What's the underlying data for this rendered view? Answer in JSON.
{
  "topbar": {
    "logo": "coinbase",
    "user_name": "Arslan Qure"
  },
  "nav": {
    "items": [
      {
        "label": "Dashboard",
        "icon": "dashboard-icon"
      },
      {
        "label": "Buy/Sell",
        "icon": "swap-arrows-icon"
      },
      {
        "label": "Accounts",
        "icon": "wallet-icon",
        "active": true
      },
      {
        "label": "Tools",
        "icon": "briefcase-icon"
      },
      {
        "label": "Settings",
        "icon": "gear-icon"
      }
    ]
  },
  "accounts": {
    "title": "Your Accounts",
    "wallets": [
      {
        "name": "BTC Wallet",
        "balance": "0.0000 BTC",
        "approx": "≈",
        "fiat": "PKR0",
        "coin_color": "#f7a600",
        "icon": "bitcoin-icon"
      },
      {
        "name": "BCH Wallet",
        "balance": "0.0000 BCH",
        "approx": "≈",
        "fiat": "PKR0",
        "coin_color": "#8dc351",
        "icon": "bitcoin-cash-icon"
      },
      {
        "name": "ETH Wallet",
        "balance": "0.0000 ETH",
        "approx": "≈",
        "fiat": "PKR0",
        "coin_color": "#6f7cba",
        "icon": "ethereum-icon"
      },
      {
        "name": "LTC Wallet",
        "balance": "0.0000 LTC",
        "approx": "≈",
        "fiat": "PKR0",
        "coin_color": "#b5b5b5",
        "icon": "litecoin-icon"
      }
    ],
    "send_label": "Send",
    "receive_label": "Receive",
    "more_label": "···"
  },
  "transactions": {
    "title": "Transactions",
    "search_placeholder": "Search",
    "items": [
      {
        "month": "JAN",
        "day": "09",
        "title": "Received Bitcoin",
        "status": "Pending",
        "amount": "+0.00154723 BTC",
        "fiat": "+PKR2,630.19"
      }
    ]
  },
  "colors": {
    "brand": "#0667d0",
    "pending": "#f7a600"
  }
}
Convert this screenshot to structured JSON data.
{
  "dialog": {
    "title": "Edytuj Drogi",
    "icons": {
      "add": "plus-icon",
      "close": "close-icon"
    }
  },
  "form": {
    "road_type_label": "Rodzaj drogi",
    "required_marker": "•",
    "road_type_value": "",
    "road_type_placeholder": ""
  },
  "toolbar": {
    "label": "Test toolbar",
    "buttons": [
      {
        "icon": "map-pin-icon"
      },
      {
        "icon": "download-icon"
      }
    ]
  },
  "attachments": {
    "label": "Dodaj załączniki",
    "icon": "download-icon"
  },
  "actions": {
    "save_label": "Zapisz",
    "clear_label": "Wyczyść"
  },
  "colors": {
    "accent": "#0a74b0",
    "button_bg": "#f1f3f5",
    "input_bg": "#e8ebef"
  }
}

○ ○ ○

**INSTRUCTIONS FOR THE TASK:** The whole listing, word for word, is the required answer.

**THE COMPLETED TASK:**
What's the underlying data for this rendered view? Answer in JSON.
{
  "topbar": {
    "logo": "coinbase",
    "user_name": "Arslan Qure"
  },
  "nav": {
    "items": [
      {
        "label": "Dashboard",
        "icon": "dashboard-icon"
      },
      {
        "label": "Buy/Sell",
        "icon": "swap-arrows-icon"
      },
      {
        "label": "Accounts",
        "icon": "wallet-icon",
        "active": true
      },
      {
        "label": "Tools",
        "icon": "briefcase-icon"
      },
      {
        "label": "Settings",
        "icon": "gear-icon"
      }
    ]
  },
  "accounts": {
    "title": "Your Accounts",
    "wallets": [
      {
        "name": "BTC Wallet",
        "balance": "0.0000 BTC",
        "approx": "≈",
        "fiat": "PKR0",
        "coin_color": "#f7a600",
        "icon": "bitcoin-icon"
      },
      {
        "name": "BCH Wallet",
        "balance": "0.0000 BCH",
        "approx": "≈",
        "fiat": "PKR0",
        "coin_color": "#8dc351",
        "icon": "bitcoin-cash-icon"
      },
      {
        "name": "ETH Wallet",
        "balance": "0.0000 ETH",
        "approx": "≈",
        "fiat": "PKR0",
        "coin_color": "#6f7cba",
        "icon": "ethereum-icon"
      },
      {
        "name": "LTC Wallet",
        "balance": "0.0000 LTC",
        "approx": "≈",
        "fiat": "PKR0",
        "coin_color": "#b5b5b5",
        "icon": "litecoin-icon"
      }
    ],
    "send_label": "Send",
    "receive_label": "Receive",
    "more_label": "···"
  },
  "transactions": {
    "title": "Transactions",
    "search_placeholder": "Search",
    "items": [
      {
        "month": "JAN",
        "day": "09",
        "title": "Received Bitcoin",
        "status": "Pending",
        "amount": "+0.00154723 BTC",
        "fiat": "+PKR2,630.19"
      }
    ]
  },
  "colors": {
    "brand": "#0667d0",
    "pending": "#f7a600"
  }
}
Convert this screenshot to structured JSON data.
{
  "dialog": {
    "title": "Edytuj Drogi",
    "icons": {
      "add": "plus-icon",
      "close": "close-icon"
    }
  },
  "form": {
    "road_type_label": "Rodzaj drogi",
    "required_marker": "•",
    "road_type_value": "",
    "road_type_placeholder": ""
  },
  "toolbar": {
    "label": "Test toolbar",
    "buttons": [
      {
        "icon": "map-pin-icon"
      },
      {
        "icon": "download-icon"
      }
    ]
  },
  "attachments": {
    "label": "Dodaj załączniki",
    "icon": "download-icon"
  },
  "actions": {
    "save_label": "Zapisz",
    "clear_label": "Wyczyść"
  },
  "colors": {
    "accent": "#0a74b0",
    "button_bg": "#f1f3f5",
    "input_bg": "#e8ebef"
  }
}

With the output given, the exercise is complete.